|Benefit-Cost Summary Statistics Per Participant|
|Taxpayers||$5,418||Benefits minus costs||$20,807|
|Participants||$11,343||Benefit to cost ratio||$14.10|
|Others||$6,492||Chance the program will produce|
|Indirect||($856)||benefits greater than the costs||100 %|
|Net program cost||($1,589)|
|Benefits minus cost||$20,807|
|Meta-Analysis of Program Effects|
|Outcomes measured||Treatment age||No. of effect sizes||Treatment N||Adjusted effect sizes(ES) and standard errors(SE) used in the benefit - cost analysis||Unadjusted effect size (random effects model)|
|First time ES is estimated||Second time ES is estimated|
High school graduation
On-time completion of high school with a diploma (excluding GED attainment).
Enroll in 4-year college
Enroll in a 4-year higher education institution.
Grade point average^
Non-standardized measure of student performance calculated across subjects.
Graduate with 2-year degree
Graduate with a degree from a 2-year higher education institution.
Graduate with 4-year degree
Graduate with a degree from a 4-year higher education institution.
|Detailed Monetary Benefit Estimates Per Participant|
|Affected outcome:||Resulting benefits:1||Benefits accrue to:|
|High school graduation||Criminal justice system||$42||$0||$104||$21||$167|
|Enroll in 2-year college||Labor market earnings associated with higher education||$5,541||$13,016||$6,994||$0||$25,551|
|Costs of higher education||($166)||($1,674)||($605)||($83)||($2,528)|
|Program cost||Adjustment for deadweight cost of program||$0||$0||$0||($794)||($794)|
|Detailed Annual Cost Estimates Per Participant|
|Annual cost||Year dollars||Summary|
|Program costs||$10,188||2015||Present value of net program costs (in 2018 dollars)||($1,589)|
|Comparison costs||$8,695||2015||Cost range (+ or -)||20 %|
Benefits Minus Costs
Benefits by Perspective
Taxpayer Benefits by Source of Value
|Benefits Minus Costs Over Time (Cumulative Discounted Dollars)|
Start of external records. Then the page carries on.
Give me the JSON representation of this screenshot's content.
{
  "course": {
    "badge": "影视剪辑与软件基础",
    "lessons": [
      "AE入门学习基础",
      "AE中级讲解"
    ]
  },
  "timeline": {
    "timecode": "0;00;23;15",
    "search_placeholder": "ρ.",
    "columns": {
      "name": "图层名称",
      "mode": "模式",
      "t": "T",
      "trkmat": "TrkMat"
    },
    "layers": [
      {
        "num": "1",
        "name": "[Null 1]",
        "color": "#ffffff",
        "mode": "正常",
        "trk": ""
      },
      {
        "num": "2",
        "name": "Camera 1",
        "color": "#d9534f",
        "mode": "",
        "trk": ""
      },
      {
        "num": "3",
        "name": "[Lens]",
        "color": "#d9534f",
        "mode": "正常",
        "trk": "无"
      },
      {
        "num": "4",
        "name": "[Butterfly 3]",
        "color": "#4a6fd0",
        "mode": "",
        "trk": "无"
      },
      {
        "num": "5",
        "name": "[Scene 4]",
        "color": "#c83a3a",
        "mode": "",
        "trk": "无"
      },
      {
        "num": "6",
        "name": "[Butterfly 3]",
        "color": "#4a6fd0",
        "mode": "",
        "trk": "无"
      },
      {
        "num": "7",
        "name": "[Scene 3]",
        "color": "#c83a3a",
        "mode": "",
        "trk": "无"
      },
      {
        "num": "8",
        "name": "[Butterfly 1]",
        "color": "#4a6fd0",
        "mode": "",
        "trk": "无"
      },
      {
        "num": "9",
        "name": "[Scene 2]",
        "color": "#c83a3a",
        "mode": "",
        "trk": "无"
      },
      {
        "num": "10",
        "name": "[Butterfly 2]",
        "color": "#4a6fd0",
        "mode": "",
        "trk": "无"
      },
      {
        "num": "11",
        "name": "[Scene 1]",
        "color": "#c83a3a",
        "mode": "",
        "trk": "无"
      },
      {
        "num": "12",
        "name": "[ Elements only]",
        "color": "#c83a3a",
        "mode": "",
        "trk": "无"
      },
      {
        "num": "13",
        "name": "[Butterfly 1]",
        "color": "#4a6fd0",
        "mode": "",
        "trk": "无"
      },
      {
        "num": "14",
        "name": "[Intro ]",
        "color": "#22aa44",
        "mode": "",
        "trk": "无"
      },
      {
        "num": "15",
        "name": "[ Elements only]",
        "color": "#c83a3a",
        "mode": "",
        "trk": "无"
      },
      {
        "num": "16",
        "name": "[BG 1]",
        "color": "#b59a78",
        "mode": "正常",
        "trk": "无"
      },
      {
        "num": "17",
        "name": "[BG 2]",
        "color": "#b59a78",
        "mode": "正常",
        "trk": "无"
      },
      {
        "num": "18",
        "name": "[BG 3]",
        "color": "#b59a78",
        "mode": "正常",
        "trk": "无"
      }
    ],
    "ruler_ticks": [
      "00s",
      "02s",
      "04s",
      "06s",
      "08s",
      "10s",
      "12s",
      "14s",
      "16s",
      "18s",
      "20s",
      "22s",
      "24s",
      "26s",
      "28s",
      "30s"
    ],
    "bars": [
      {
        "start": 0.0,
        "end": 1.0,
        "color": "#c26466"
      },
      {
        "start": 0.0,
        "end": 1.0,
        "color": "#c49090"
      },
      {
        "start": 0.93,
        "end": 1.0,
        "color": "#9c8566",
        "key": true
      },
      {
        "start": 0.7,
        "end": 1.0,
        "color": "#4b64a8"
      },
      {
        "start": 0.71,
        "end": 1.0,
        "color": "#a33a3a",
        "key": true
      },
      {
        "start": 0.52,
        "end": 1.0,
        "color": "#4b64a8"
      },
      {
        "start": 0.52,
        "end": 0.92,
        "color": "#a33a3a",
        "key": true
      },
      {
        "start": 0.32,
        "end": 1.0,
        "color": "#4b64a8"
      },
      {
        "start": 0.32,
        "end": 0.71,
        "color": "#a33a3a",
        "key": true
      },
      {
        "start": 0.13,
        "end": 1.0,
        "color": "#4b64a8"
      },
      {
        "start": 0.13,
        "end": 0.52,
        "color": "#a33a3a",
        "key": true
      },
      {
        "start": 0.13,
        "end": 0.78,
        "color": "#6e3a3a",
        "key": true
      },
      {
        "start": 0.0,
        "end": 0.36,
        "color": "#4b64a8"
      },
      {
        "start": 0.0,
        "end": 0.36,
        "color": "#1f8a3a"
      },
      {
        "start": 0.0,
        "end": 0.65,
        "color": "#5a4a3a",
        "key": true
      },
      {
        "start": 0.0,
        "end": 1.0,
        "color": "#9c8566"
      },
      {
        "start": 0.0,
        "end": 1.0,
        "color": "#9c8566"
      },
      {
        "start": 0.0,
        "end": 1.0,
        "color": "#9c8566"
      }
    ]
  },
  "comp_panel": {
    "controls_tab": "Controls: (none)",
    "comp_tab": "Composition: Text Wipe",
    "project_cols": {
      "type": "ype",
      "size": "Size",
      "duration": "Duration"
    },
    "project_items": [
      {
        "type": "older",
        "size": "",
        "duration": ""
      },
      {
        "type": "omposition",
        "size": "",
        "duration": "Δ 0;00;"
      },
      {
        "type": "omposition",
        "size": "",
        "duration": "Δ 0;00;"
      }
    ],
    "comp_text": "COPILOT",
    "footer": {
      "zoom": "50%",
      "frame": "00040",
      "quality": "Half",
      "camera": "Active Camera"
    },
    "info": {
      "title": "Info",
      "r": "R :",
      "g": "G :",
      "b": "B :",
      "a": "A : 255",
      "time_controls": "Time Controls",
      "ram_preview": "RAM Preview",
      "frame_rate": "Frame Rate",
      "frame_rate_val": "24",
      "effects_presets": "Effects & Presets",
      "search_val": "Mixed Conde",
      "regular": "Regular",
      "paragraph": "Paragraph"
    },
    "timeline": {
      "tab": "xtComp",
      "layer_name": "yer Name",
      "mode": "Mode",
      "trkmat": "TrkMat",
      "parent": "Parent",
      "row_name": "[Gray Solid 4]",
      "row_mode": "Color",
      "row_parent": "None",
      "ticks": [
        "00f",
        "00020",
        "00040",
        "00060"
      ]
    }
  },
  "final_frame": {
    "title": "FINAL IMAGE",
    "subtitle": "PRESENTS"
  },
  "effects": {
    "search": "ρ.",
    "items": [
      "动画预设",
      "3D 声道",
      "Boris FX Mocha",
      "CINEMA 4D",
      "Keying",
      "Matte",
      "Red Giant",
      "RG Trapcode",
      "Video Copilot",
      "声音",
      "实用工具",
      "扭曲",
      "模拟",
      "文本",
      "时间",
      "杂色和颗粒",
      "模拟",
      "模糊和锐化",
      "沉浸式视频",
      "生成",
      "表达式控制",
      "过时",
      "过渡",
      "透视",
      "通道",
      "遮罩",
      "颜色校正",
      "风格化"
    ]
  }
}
|The graph above illustrates the estimated cumulative net benefits per-participant for the first fifty years beyond the initial investment in the program. We present these cash flows in discounted dollars. If the dollars are negative (bars below $0 line), the cumulative benefits do not outweigh the cost of the program up to that point in time. The program breaks even when the dollars reach $0. At this point, the total benefits to participants, taxpayers, and others, are equal to the cost of the program. If the dollars are above $0, the benefits of the program exceed the initial investment.|
Cowan, J., & Goldhaber, D. (2015). How much of A ``Running Start'' do dual enrollment programs provide students? Review of Higher Education, 38(3), 425-460.
Karp, M.M., Calcagno, J.C., Hughes, K.L., Jeong, D.W., & Bailey, T.R. (2007). The postsecondary achievement of participants in dual enrollment: An analysis of student outcomes in two states. St. Paul, MN : National Research Center for Career and Technical Education.
Rodriguez, O., Belfield, C., Hughes, K.L., & National Center for Postsecondary Research (Ed). (2012). Bridging college and careers: Using dual enrollment to enhance careerand technical education pathways. Ncpr Brief.
Speroni, C. (2012). High school dual enrollment programs: Are we fast-tracking students too fast? Ncpr Brief. New York: National Center for Postsecondary Education.